**ABOUT THIS EXERCISE:** Character for character, write out the data below.

Element data from apps and pages:
- - -

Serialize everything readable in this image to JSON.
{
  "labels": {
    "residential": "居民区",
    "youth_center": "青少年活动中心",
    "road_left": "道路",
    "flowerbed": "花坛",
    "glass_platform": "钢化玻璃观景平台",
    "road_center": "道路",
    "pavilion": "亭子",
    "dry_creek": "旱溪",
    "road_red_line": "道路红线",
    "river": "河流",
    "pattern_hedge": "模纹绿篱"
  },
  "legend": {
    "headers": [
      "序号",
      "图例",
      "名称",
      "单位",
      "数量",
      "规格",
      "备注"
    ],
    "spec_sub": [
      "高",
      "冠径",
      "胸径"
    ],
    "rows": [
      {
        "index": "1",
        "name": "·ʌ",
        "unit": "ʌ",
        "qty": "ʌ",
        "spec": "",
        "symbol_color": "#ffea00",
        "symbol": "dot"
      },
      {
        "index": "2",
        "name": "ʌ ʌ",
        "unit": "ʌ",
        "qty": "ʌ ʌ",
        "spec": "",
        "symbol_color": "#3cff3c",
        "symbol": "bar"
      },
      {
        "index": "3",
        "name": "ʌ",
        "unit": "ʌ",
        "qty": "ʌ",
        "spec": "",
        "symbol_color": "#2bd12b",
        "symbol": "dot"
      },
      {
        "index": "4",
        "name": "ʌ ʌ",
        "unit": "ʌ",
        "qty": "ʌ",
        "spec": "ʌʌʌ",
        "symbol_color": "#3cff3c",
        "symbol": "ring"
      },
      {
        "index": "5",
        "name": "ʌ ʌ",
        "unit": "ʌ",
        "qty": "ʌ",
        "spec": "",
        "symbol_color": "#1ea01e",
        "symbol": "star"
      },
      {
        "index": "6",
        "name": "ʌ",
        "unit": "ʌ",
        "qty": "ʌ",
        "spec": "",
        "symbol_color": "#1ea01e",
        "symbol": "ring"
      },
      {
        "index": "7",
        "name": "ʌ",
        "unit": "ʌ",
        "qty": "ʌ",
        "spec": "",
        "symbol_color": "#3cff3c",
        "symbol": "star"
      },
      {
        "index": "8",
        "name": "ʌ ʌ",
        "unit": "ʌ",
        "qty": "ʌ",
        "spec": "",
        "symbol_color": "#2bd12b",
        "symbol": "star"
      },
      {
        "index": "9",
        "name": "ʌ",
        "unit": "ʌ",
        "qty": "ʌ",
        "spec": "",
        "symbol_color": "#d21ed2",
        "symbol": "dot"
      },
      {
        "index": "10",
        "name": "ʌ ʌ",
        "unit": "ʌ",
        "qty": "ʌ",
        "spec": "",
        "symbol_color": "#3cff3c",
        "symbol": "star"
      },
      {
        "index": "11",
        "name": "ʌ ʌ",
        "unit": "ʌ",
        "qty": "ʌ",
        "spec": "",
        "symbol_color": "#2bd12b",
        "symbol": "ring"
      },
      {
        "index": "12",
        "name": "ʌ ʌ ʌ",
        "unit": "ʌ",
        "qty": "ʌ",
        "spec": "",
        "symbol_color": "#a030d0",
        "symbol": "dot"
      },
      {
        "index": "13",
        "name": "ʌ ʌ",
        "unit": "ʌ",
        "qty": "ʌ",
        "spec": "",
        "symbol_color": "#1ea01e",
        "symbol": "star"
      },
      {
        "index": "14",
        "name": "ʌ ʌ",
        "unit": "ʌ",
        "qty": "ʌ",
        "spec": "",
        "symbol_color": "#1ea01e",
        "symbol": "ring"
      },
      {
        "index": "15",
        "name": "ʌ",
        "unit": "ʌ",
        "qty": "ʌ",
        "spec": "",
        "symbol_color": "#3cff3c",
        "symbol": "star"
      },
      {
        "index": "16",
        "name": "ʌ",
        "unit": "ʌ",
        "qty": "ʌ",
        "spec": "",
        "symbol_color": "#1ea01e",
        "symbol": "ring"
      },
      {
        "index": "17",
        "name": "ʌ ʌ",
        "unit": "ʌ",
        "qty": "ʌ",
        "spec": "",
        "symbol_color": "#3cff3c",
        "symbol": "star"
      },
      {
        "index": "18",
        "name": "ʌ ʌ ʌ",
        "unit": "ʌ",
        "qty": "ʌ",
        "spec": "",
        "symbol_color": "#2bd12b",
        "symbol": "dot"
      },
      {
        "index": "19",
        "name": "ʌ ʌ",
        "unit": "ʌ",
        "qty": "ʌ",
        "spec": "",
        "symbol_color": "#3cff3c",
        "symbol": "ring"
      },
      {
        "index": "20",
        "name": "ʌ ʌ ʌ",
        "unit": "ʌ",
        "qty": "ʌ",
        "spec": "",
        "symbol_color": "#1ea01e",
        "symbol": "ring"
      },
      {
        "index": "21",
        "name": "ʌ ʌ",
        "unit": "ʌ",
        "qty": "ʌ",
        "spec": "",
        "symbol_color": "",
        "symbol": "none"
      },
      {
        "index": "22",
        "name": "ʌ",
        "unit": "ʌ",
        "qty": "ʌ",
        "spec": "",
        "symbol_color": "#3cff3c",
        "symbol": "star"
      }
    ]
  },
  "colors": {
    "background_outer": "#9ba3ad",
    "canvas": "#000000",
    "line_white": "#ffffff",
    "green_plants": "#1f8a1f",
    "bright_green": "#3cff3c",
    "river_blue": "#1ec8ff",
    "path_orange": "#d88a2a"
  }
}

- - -

**TASK SOLUTION:**
Serialize everything readable in this image to JSON.
{
  "labels": {
    "residential": "居民区",
    "youth_center": "青少年活动中心",
    "road_left": "道路",
    "flowerbed": "花坛",
    "glass_platform": "钢化玻璃观景平台",
    "road_center": "道路",
    "pavilion": "亭子",
    "dry_creek": "旱溪",
    "road_red_line": "道路红线",
    "river": "河流",
    "pattern_hedge": "模纹绿篱"
  },
  "legend": {
    "headers": [
      "序号",
      "图例",
      "名称",
      "单位",
      "数量",
      "规格",
      "备注"
    ],
    "spec_sub": [
      "高",
      "冠径",
      "胸径"
    ],
    "rows": [
      {
        "index": "1",
        "name": "·ʌ",
        "unit": "ʌ",
        "qty": "ʌ",
        "spec": "",
        "symbol_color": "#ffea00",
        "symbol": "dot"
      },
      {
        "index": "2",
        "name": "ʌ ʌ",
        "unit": "ʌ",
        "qty": "ʌ ʌ",
        "spec": "",
        "symbol_color": "#3cff3c",
        "symbol": "bar"
      },
      {
        "index": "3",
        "name": "ʌ",
        "unit": "ʌ",
        "qty": "ʌ",
        "spec": "",
        "symbol_color": "#2bd12b",
        "symbol": "dot"
      },
      {
        "index": "4",
        "name": "ʌ ʌ",
        "unit": "ʌ",
        "qty": "ʌ",
        "spec": "ʌʌʌ",
        "symbol_color": "#3cff3c",
        "symbol": "ring"
      },
      {
        "index": "5",
        "name": "ʌ ʌ",
        "unit": "ʌ",
        "qty": "ʌ",
        "spec": "",
        "symbol_color": "#1ea01e",
        "symbol": "star"
      },
      {
        "index": "6",
        "name": "ʌ",
        "unit": "ʌ",
        "qty": "ʌ",
        "spec": "",
        "symbol_color": "#1ea01e",
        "symbol": "ring"
      },
      {
        "index": "7",
        "name": "ʌ",
        "unit": "ʌ",
        "qty": "ʌ",
        "spec": "",
        "symbol_color": "#3cff3c",
        "symbol": "star"
      },
      {
        "index": "8",
        "name": "ʌ ʌ",
        "unit": "ʌ",
        "qty": "ʌ",
        "spec": "",
        "symbol_color": "#2bd12b",
        "symbol": "star"
      },
      {
        "index": "9",
        "name": "ʌ",
        "unit": "ʌ",
        "qty": "ʌ",
        "spec": "",
        "symbol_color": "#d21ed2",
        "symbol": "dot"
      },
      {
        "index": "10",
        "name": "ʌ ʌ",
        "unit": "ʌ",
        "qty": "ʌ",
        "spec": "",
        "symbol_color": "#3cff3c",
        "symbol": "star"
      },
      {
        "index": "11",
        "name": "ʌ ʌ",
        "unit": "ʌ",
        "qty": "ʌ",
        "spec": "",
        "symbol_color": "#2bd12b",
        "symbol": "ring"
      },
      {
        "index": "12",
        "name": "ʌ ʌ ʌ",
        "unit": "ʌ",
        "qty": "ʌ",
        "spec": "",
        "symbol_color": "#a030d0",
        "symbol": "dot"
      },
      {
        "index": "13",
        "name": "ʌ ʌ",
        "unit": "ʌ",
        "qty": "ʌ",
        "spec": "",
        "symbol_color": "#1ea01e",
        "symbol": "star"
      },
      {
        "index": "14",
        "name": "ʌ ʌ",
        "unit": "ʌ",
        "qty": "ʌ",
        "spec": "",
        "symbol_color": "#1ea01e",
        "symbol": "ring"
      },
      {
        "index": "15",
        "name": "ʌ",
        "unit": "ʌ",
        "qty": "ʌ",
        "spec": "",
        "symbol_color": "#3cff3c",
        "symbol": "star"
      },
      {
        "index": "16",
        "name": "ʌ",
        "unit": "ʌ",
        "qty": "ʌ",
        "spec": "",
        "symbol_color": "#1ea01e",
        "symbol": "ring"
      },
      {
        "index": "17",
        "name": "ʌ ʌ",
        "unit": "ʌ",
        "qty": "ʌ",
        "spec": "",
        "symbol_color": "#3cff3c",
        "symbol": "star"
      },
      {
        "index": "18",
        "name": "ʌ ʌ ʌ",
        "unit": "ʌ",
        "qty": "ʌ",
        "spec": "",
        "symbol_color": "#2bd12b",
        "symbol": "dot"
      },
      {
        "index": "19",
        "name": "ʌ ʌ",
        "unit": "ʌ",
        "qty": "ʌ",
        "spec": "",
        "symbol_color": "#3cff3c",
        "symbol": "ring"
      },
      {
        "index": "20",
        "name": "ʌ ʌ ʌ",
        "unit": "ʌ",
        "qty": "ʌ",
        "spec": "",
        "symbol_color": "#1ea01e",
        "symbol": "ring"
      },
      {
        "index": "21",
        "name": "ʌ ʌ",
        "unit": "ʌ",
        "qty": "ʌ",
        "spec": "",
        "symbol_color": "",
        "symbol": "none"
      },
      {
        "index": "22",
        "name": "ʌ",
        "unit": "ʌ",
        "qty": "ʌ",
        "spec": "",
        "symbol_color": "#3cff3c",
        "symbol": "star"
      }
    ]
  },
  "colors": {
    "background_outer": "#9ba3ad",
    "canvas": "#000000",
    "line_white": "#ffffff",
    "green_plants": "#1f8a1f",
    "bright_green": "#3cff3c",
    "river_blue": "#1ec8ff",
    "path_orange": "#d88a2a"
  }
}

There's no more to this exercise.